People can be miles apart due to upbringing, education, faith, attitudes, and personal experience. It means that two people, of the same age and from the same culture, can stand in the same spot looking at the same thing with just an hour's interval and be as far apart in point of view as are a lion and a zebra.

© 2011 Ilona Goin. All rights reserved.
By Ilona Goin
Light Source, May 2011

Life is short and places many demands on our time and energy. It requires us to prioritize, to focus in on a few things we love, through which we can serve others. Because I have many irons in the fire, I have to be selective about where I put my attention.

I'd love to know all about the flowers I shoot, but the time required to learn, and the benefits I would derive from that knowledge, are not equal to the time I would have to put into it. My time is better served in the field taking pictures, learning more about photography and editing programs, or writing words and music.  There is a whole lot more that would be fun to know than I can fit into a lifetime.  

Consequently, I can tell a Hybrid Tea from a Floribunda or a Climbing Rose but, beyond that, I have a limited interest in flower classification. What matters to a home gardener or commercial grower does not necessarily matter to a photographer. I see flowers as living art more than as biological specimens.
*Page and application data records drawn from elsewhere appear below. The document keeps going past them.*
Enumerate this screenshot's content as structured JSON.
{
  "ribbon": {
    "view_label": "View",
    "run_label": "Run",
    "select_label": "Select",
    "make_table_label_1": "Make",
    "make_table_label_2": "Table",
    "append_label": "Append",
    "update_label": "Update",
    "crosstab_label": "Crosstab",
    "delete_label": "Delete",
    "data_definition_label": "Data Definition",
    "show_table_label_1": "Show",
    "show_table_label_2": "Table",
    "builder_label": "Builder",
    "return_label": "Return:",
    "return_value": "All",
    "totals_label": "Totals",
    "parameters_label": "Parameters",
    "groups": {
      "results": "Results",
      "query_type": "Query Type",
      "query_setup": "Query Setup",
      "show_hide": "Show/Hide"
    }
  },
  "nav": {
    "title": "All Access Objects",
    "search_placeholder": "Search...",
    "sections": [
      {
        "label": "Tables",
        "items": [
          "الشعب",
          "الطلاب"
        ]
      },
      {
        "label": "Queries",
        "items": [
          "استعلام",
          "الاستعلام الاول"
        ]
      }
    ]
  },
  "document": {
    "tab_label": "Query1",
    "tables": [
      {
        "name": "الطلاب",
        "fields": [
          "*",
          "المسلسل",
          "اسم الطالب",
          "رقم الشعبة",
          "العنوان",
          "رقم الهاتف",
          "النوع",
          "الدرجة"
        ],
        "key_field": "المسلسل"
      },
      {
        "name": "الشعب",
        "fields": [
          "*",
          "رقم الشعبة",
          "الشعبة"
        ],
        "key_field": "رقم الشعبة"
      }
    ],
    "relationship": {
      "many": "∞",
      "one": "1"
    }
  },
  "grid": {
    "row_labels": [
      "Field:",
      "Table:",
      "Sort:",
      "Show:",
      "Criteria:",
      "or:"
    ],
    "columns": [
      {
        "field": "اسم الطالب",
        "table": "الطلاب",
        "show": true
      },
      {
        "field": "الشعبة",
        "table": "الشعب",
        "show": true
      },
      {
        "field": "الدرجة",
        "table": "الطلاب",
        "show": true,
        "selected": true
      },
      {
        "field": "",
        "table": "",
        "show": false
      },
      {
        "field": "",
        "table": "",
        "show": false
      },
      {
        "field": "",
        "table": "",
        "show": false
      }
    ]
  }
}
Call me a Philistine if you must, but I don’t care a whole lot about what they are as long as they look beautiful and speak to me.

The interaction usually goes something like this: A flower invites me over to take its portrait, and I introduce myself. “Photographer here,” I say as I approach with my gear. I do approach gently, feeling as thought I’m on sacred ground amidst the divine miracles of the garden. “Rose here,” the rose says, in the sense that it is what it is and that it happily displays its true nature. Flowers, unlike people, are never two-faced: they have an honest character and friendly countenance. I’m a straight shooter too, so we enjoy each other’s company.

With introductions out of the way, we’re good. There is no further need for me to share my Norwegian-Danish-Swedish-German heritage, or for the rose to go into detail about its own lineage. We’re here now, and the light is right. It’s a great day for taking pictures, so I get on with it, adjusting my tripod and testing camera settings. Meanwhile, the rose relaxes in the summer heat and does whatever roses do all day. Life in the garden is mighty good.

Humans have a curious need to pigeonhole and label things before they are fully prepared to embrace and appreciate them. They seem to say about so many things in life, “Tell me what I’m looking at (and whether it is popular) and I’ll decide if I like it.”

Really? What happened to knowing your own heart and mind and going on gut feelings? Have we become so exclusively cerebral that we can’t respond to life instinctively and intuitively anymore? Must we tag and label our experiences, as if they were specimens to be cataloged, instead of just letting things be?

Flowers, on the other hand, have no idea what they are, nor are they concerned about what I am as I traipse around the flowerbeds. They just sit there and look patiently skyward as I study them from every angle and fiddle with my gear. Sometimes, too much information is simply too much information. An excess of analysis keeps people from opening their hearts to the experiences they are in the middle of. While people are chewing on data, life is going by at the speed of a quad-core computer chip, and thus passing them by.

The mind is capable of keeping us constantly occupied with thinking. It's an okay life, I suppose, but nothing compared to what you can experience when your heart knows how to stop the chatter so that you can hear what life has to tell you. What really matters is to live fully in the moment, enjoying the wonders of the here and now.

© 2011 Ilona Goin. All rights reserved.